A liberal society must be able to accommodate different levels of religious observance and different intensities of religious belief. A liberal society can, in fact, survive with a minority that opposes, say, blasphemy or gay marriage—which many Christian Evangelicals also oppose. More than that, a liberal society cannot truly be liberal if it is unable, or unwilling, to allow citizens to express their own personal illiberalism—as long as they do so through legal, democratic channels and within the constitutional frameworks of their countries.
There is no easy “solution,” but to the extent that there is one, it entails a liberalism that accommodates, rather than attempts to snuff out, religious difference and diversity. The approach, then, must be one of promoting religious pluralism over homogeneity. Which brings me back to the American context. There are many reasons that the U.S. has been better able to integrate its Muslim population (including higher levels of educational attainment among American Muslims), but one important factor is that the U.S. has long been more hospitable to public expressions of faith and religiosity, which means that a conservative Muslim need not choose between their American-ness, on one hand, and their Muslim identity, on the other. One can embrace both simultaneously. To ask that American Muslims disavow sharia, without which Muslims cannot partake in religious rituals such as praying, fasting, and charity, as some prominent politicians have called for, risks replacing the relatively successful model of American integration with a French-style demand for assimilation. Such an approach would be a mistake—and it would only heighten the very contradictions and tensions it would ostensibly be attempting to address.

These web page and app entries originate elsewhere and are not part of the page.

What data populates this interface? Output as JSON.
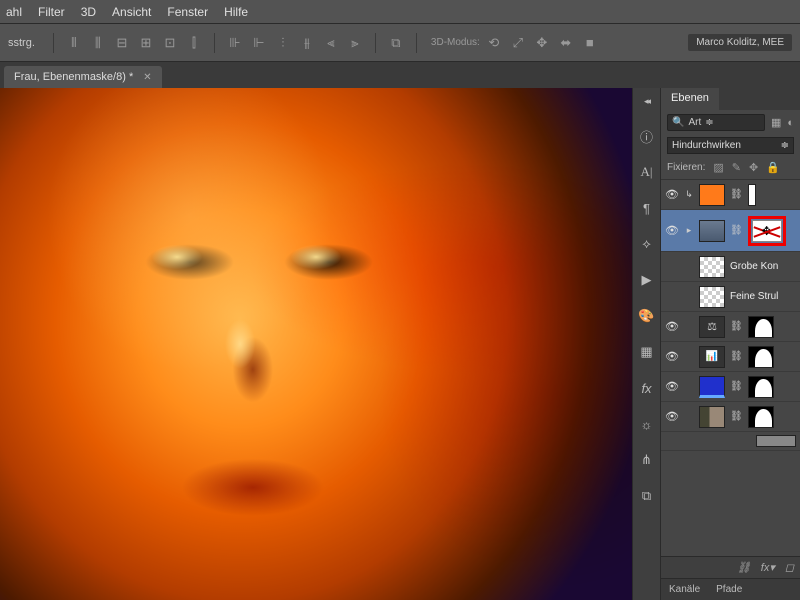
{
  "menu": {
    "items": [
      "ahl",
      "Filter",
      "3D",
      "Ansicht",
      "Fenster",
      "Hilfe"
    ]
  },
  "toolbar": {
    "left_label": "sstrg.",
    "mode_label": "3D-Modus:",
    "user": "Marco Kolditz, MEE"
  },
  "doc_tab": {
    "title": "Frau, Ebenenmaske/8) *"
  },
  "layers_panel": {
    "tab": "Ebenen",
    "filter_label": "Art",
    "blend_mode": "Hindurchwirken",
    "lock_label": "Fixieren:",
    "layers": [
      {
        "name": ""
      },
      {
        "name": ""
      },
      {
        "name": "Grobe Kon"
      },
      {
        "name": "Feine Strul"
      },
      {
        "name": ""
      },
      {
        "name": ""
      },
      {
        "name": ""
      },
      {
        "name": ""
      }
    ],
    "bottom_tabs": [
      "Kanäle",
      "Pfade"
    ]
  }
}
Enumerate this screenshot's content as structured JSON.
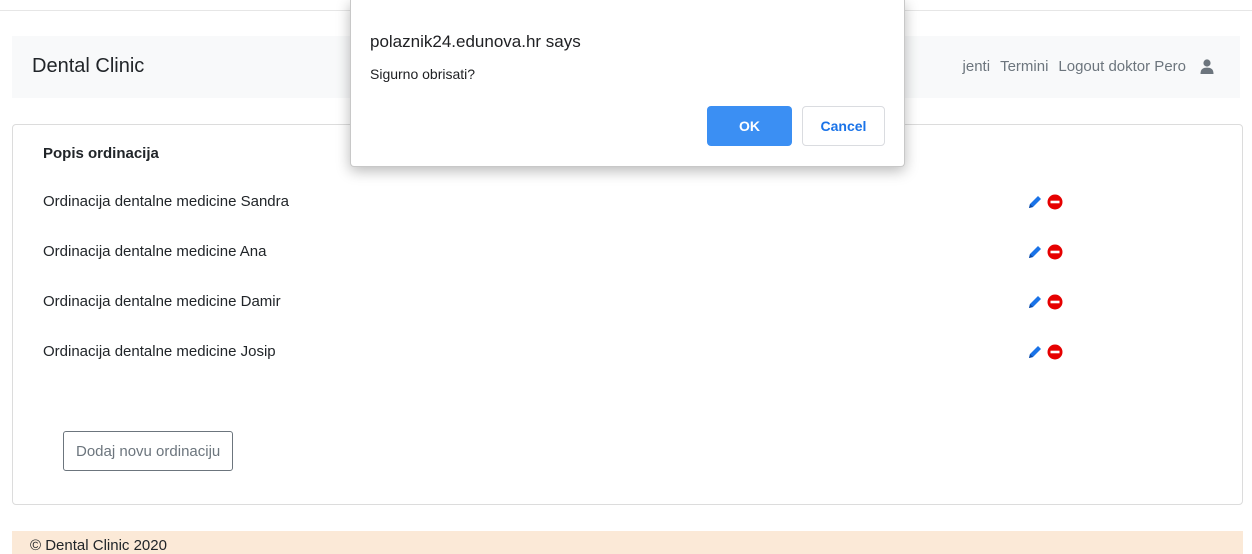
{
  "navbar": {
    "brand": "Dental Clinic",
    "links": [
      "jenti",
      "Termini",
      "Logout doktor Pero"
    ]
  },
  "card": {
    "title": "Popis ordinacija",
    "rows": [
      {
        "label": "Ordinacija dentalne medicine Sandra"
      },
      {
        "label": "Ordinacija dentalne medicine Ana"
      },
      {
        "label": "Ordinacija dentalne medicine Damir"
      },
      {
        "label": "Ordinacija dentalne medicine Josip"
      }
    ],
    "add_button": "Dodaj novu ordinaciju"
  },
  "footer": {
    "text": "© Dental Clinic 2020"
  },
  "dialog": {
    "title": "polaznik24.edunova.hr says",
    "message": "Sigurno obrisati?",
    "ok_label": "OK",
    "cancel_label": "Cancel"
  },
  "colors": {
    "edit_icon": "#1a73e8",
    "delete_icon": "#e60000",
    "ok_button": "#3b8ff3",
    "footer_bg": "#fbe9d7"
  },
  "icons": {
    "edit": "pencil-icon",
    "delete": "minus-circle-icon",
    "user": "user-icon"
  }
}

[The economy is] an issue where [Rouhani] has a greater chance of avoiding real gridlock within the system itself. It’s not nearly as dangerous as taking on issues of political prisoners or trying to open up the political space to those who feel marginalized.